*** INPUT FOR THIS TASK

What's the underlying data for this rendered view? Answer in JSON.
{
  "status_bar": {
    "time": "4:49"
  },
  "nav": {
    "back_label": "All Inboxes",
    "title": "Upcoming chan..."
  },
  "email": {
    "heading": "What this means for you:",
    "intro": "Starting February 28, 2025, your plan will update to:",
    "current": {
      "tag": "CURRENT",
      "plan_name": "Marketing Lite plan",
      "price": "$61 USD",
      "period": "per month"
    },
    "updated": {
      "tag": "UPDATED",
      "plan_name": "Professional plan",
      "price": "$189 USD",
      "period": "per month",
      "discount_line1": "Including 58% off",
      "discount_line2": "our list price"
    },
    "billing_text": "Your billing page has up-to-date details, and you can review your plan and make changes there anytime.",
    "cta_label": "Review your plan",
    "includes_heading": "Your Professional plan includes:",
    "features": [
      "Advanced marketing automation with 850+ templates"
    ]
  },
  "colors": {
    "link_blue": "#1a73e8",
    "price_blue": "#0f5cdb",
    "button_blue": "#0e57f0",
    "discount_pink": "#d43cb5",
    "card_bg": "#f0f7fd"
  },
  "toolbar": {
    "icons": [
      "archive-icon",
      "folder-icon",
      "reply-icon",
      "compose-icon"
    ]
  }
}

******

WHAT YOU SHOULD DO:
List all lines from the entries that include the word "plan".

RESPONSE TO THIS TASK:
    "intro": "Starting February 28, 2025, your plan will update to:",
      "plan_name": "Marketing Lite plan",
      "plan_name": "Professional plan",
    "billing_text": "Your billing page has up-to-date details, and you can review your plan and make changes there anytime.",
    "cta_label": "Review your plan",
    "includes_heading": "Your Professional plan includes:",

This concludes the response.